Notice that we've now introduced commas (before the only separators were `.` and `;`). Previously you had to use `;` to separate children in a variable-arity operator, but now we use `;`s to separate "slots" (each of which holds repeated terms of the same sort) and `,`s to separate terms within a slot.

Note that `variable_arity(;)` is now a valid term. This raises the question in my mind of whether we should specify 1-or-more repetition (`+`) in addition to the 0-or-more repetition (`*`) that we currently have. Happily, this is strictly a generalization, so we can add it later.

### Conclusion

Overall I think I'm happy with this new system. My main hesitation is this nagging feeling that people will find this system overly complicated but in a new way. I think you'd be justified in asking what the deal is with `.`, `,`, and `;`.

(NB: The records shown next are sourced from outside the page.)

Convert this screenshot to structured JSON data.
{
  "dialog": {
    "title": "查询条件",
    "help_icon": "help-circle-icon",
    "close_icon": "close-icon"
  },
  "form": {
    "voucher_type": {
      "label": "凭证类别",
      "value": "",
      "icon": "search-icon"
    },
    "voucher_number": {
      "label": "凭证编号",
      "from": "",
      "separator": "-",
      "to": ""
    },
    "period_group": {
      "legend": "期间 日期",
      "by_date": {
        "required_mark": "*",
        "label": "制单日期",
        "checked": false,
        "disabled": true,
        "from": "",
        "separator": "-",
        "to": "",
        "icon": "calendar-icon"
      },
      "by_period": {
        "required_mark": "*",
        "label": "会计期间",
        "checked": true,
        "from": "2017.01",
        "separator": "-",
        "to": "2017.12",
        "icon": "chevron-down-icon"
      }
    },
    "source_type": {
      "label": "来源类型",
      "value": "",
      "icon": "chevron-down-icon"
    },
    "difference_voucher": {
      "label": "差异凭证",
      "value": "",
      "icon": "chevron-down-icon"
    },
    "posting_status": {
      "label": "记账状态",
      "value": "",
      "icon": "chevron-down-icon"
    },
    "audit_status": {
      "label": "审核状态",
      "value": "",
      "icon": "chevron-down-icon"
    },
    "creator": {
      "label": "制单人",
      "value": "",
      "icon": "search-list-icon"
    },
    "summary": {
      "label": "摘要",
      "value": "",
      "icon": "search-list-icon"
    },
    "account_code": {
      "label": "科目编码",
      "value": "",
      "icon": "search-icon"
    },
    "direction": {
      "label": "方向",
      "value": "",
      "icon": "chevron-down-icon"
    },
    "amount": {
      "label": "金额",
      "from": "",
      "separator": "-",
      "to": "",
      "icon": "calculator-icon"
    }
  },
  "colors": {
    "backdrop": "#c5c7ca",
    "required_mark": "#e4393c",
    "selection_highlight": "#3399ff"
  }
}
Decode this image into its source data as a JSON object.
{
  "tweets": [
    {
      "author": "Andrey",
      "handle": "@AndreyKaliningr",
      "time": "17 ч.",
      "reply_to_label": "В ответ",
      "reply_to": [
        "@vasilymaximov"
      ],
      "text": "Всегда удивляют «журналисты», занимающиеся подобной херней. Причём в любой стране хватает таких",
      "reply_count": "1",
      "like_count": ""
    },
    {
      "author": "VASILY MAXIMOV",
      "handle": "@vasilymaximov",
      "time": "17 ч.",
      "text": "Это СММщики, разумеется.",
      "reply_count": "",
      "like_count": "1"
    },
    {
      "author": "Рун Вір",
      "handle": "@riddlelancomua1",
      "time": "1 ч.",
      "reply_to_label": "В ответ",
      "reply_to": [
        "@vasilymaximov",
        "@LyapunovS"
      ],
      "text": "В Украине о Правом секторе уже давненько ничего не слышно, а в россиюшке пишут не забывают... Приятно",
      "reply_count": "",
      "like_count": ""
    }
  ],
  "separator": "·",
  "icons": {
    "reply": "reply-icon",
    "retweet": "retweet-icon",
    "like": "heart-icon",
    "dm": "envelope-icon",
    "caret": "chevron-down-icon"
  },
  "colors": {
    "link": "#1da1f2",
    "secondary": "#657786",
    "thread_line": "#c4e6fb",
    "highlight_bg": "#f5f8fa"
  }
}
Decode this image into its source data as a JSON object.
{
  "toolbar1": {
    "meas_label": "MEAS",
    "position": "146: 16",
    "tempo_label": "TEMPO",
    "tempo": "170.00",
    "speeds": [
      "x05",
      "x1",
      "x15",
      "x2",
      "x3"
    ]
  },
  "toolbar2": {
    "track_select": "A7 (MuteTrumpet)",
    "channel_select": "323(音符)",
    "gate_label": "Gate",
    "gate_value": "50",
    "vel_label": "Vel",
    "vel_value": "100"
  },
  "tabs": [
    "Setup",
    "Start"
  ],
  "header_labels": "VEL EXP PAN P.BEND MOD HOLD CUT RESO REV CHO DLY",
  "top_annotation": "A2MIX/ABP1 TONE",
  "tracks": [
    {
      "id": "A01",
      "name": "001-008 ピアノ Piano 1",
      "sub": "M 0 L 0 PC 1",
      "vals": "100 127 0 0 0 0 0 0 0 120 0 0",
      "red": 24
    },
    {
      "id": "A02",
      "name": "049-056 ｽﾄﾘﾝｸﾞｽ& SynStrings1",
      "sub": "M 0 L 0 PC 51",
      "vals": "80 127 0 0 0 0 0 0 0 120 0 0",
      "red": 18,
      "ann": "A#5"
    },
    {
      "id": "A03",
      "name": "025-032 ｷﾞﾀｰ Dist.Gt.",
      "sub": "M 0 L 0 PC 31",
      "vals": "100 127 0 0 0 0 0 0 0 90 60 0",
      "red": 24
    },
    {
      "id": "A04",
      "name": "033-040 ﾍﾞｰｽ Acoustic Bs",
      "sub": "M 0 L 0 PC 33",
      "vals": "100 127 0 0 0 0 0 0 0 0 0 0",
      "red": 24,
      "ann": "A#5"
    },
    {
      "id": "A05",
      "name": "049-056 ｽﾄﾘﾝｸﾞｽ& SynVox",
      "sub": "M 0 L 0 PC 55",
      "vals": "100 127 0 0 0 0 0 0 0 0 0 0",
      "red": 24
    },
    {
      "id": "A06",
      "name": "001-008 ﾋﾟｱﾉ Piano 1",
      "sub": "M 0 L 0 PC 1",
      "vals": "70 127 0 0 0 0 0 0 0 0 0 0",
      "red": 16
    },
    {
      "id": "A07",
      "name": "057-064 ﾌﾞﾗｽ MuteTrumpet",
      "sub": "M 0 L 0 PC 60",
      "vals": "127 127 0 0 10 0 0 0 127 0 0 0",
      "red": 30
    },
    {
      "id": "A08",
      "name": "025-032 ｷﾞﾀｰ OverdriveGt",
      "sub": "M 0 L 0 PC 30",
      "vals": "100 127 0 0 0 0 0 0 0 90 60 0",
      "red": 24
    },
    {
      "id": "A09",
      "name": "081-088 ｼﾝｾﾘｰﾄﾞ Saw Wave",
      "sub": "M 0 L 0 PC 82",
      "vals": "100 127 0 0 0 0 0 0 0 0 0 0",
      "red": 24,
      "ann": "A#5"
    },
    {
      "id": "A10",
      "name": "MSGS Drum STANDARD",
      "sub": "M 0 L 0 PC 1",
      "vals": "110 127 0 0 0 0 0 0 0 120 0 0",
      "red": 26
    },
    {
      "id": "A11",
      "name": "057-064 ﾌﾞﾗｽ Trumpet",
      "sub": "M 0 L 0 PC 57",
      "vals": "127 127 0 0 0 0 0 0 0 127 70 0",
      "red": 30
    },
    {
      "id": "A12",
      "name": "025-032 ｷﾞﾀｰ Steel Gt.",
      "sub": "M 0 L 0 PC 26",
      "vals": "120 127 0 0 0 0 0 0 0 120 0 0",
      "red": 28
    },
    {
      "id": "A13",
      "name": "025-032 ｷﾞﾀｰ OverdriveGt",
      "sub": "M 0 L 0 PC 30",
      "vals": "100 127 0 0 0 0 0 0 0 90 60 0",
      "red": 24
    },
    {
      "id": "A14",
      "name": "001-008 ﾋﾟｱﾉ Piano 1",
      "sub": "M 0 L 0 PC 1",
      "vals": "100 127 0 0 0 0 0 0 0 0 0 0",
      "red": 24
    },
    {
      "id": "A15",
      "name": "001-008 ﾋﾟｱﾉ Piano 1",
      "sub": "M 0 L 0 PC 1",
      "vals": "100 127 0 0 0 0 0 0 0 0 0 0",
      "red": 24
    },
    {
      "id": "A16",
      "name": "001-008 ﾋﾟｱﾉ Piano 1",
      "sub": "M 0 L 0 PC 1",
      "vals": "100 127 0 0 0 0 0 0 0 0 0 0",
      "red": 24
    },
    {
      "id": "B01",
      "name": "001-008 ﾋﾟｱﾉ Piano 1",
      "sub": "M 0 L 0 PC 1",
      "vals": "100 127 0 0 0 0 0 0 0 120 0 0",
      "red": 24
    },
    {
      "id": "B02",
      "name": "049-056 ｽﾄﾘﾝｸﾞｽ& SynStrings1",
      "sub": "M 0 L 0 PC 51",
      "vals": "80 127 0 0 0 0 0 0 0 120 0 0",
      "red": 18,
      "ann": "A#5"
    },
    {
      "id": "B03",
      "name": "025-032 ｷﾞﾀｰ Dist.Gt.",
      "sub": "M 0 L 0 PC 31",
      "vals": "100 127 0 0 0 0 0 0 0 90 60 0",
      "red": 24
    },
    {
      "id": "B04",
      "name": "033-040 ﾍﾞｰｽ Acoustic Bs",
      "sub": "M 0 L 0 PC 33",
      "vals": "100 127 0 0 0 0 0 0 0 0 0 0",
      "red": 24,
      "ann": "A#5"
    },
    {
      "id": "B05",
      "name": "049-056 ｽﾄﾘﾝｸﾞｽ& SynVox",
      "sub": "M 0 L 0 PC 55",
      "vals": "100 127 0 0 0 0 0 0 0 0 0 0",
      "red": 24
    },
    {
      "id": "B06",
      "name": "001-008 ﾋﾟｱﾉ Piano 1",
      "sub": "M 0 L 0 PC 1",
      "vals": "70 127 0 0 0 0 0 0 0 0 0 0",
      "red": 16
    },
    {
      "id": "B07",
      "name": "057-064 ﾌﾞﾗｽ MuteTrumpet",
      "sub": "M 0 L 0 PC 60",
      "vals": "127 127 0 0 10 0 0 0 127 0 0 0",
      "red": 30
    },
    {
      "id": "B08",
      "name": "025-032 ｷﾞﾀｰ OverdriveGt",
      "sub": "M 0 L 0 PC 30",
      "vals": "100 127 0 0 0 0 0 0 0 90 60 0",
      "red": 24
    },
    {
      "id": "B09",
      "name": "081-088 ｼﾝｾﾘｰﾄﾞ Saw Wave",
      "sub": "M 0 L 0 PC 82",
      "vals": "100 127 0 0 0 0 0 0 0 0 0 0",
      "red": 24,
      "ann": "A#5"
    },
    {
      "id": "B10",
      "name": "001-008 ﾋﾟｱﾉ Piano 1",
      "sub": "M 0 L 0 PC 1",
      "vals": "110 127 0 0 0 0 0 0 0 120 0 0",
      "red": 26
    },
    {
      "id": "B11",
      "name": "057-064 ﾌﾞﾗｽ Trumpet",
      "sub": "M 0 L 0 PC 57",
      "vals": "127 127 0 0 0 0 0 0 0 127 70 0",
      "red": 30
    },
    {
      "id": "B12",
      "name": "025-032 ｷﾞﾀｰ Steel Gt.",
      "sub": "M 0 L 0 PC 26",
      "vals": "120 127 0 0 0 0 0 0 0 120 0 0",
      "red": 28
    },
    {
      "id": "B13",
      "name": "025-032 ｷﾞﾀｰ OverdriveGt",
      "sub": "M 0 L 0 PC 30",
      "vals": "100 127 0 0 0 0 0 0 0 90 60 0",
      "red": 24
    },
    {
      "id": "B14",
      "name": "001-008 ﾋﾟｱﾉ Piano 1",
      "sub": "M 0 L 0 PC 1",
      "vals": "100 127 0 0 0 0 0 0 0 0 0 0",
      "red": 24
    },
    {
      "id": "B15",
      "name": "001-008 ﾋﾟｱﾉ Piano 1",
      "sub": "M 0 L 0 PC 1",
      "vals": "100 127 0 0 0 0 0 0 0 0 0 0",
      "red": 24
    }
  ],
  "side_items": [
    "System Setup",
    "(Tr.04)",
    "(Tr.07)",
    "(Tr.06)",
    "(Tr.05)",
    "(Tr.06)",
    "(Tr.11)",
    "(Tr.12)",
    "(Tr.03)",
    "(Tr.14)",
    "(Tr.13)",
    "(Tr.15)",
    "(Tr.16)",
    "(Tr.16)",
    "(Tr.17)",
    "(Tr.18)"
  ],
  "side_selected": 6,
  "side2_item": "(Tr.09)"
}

However, as I'm in the mood for rethinking things, I've begun to think about the purpose of the abstract syntax system. That's what I plan to talk about next time.